In June 1992 the Norwegian Parliament decided that the main trunk road between Bergen and Oslo should be built via Aurland, to Laerdal and over Filefjell. The 24.5 kilo-meter long road tunnel between Aurland and Laerdal will be the final link on the new main highway connecting Oslo and Bergen without ferry connections and difficult mountain crossings during the winter.

In western Norway, narrow winding roads prone to landslides and avalanches have gradually been replaced by modern tunnels and roads.
In the county of Sogn og Fjordane, many long tunnels have been built in order to ensure improved, safer travel. The Norwegian Public Roads Administration is highly skilled in tunnel construction and has considerable experience in the field, and was therefore able to take on a project to plan and construct the world’s longest road tunnel. Work on Laerdalstunnelen began on 15 March 1995.

The tunnel is driven using computerised drilling jumbos and traditional methods of drilling and blasting. Drilling takes place from three different sites or faces. There are three blasting crews working on the construction of the tunnel. This intensive work means that construction time is shortened and ensures better use of large Investments than if drilling had only taken place from two sites. The Norwegian Public Roads Administration Sogn og Fjordane is responsible for an 11 km Stretch from Aurland and will also drive a 500 m Stretch from the mouth of the tunnel starting at Häbakken in Laerdal. NCC Eeg-Henriksen Anlegg A/S is responsible for the section from Tynjadalen in Laerdal: starting with the construction of the 2.1 km long Ventilation tunnel which leads from Tynjadalen into the main tunnel, and then drilling in two directions – 6 km towards Laerdal and 7 km towards Aurland.

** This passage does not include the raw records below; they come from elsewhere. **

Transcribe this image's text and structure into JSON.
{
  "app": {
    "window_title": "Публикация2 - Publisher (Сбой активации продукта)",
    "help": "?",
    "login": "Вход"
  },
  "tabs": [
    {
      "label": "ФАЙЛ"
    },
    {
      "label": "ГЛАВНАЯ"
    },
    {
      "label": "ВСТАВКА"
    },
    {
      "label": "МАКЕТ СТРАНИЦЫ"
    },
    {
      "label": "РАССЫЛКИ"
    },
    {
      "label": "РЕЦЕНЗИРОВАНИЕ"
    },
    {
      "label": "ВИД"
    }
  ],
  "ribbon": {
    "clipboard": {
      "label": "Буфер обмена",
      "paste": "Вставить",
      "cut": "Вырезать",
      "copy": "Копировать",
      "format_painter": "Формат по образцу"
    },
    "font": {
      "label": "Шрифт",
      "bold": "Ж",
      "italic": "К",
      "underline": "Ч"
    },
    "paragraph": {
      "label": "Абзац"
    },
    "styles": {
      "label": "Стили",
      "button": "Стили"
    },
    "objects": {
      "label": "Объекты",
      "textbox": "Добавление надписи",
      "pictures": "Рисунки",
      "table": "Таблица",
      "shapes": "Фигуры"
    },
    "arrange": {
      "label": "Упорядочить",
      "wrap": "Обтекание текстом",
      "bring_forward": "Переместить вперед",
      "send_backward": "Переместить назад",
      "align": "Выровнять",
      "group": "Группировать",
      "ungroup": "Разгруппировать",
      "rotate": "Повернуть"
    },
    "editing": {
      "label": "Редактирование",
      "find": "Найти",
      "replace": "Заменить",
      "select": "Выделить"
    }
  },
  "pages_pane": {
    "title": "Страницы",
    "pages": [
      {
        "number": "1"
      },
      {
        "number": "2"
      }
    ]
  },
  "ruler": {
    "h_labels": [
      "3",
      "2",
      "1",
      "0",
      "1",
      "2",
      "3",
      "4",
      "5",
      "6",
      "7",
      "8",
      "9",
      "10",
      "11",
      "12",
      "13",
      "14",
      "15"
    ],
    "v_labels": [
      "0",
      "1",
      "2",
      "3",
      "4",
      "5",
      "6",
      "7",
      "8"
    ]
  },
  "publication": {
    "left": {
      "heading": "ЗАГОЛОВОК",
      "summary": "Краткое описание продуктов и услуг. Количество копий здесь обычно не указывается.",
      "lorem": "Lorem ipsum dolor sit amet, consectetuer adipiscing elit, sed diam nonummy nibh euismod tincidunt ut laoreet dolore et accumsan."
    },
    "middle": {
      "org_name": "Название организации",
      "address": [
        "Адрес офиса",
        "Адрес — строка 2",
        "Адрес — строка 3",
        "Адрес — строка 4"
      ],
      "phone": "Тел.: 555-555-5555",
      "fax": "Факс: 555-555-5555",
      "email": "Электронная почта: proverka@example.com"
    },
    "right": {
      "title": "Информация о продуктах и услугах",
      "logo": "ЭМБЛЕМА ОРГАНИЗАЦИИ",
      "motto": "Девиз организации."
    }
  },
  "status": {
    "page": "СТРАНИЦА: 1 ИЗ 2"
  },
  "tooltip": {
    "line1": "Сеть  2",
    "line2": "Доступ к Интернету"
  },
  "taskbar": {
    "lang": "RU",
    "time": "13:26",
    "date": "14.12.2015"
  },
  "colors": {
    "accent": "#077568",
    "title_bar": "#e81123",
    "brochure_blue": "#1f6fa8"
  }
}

A total of 2.5 million cubic metres of excavated material have been removed. Some of the material has been used to upgrade the E16 motorway in Aurland and some of the material has been used to construct a new footpath and cycle path along Aurlandsfjorden and a small marina. In Laerdal, the excavated material has been transported to Tynjadalen, a branch valley which opens into Laerdalsdalen 8 km east of Laerdal town centre. All the excavated material transported to Tynjadalen has been covered with topsoil and sown with grass seed so that it blends in with the environment. Some of the excavated material has also been used for new roads and other construction work.

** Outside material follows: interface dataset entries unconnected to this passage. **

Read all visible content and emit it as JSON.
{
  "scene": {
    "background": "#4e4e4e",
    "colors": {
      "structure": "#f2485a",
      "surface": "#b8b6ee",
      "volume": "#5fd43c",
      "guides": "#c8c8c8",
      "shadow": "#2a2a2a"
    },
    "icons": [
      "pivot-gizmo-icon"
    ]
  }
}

Project cost
(NOK value in 1998): NOK 976 million
Construction period: 1995-2001
Tunnel length: 24.5km
Access adit/ventilation tunnel: 2.1km
Turning points: 16
Emergency lay-bys: 48
Maximum hourly traffic: 400 vehicles
Average annual daily traffic: 1,000 vehicles


LAERDALSTUNNELEN (Noreg/Norway) 24500m
St. Gotthard (Sveits / Switzerland) 16918m
 (Austerrike / Austria) 13972m
 (Frankrike-Italia / France-Italy) 12901m
Mont Blanc (Frankrike – Italia / France – Italy) 11600m
Gudvanga (Norge / Norway) 11400m
Kan Etsu (Japan) 11090m



Source: Information board on site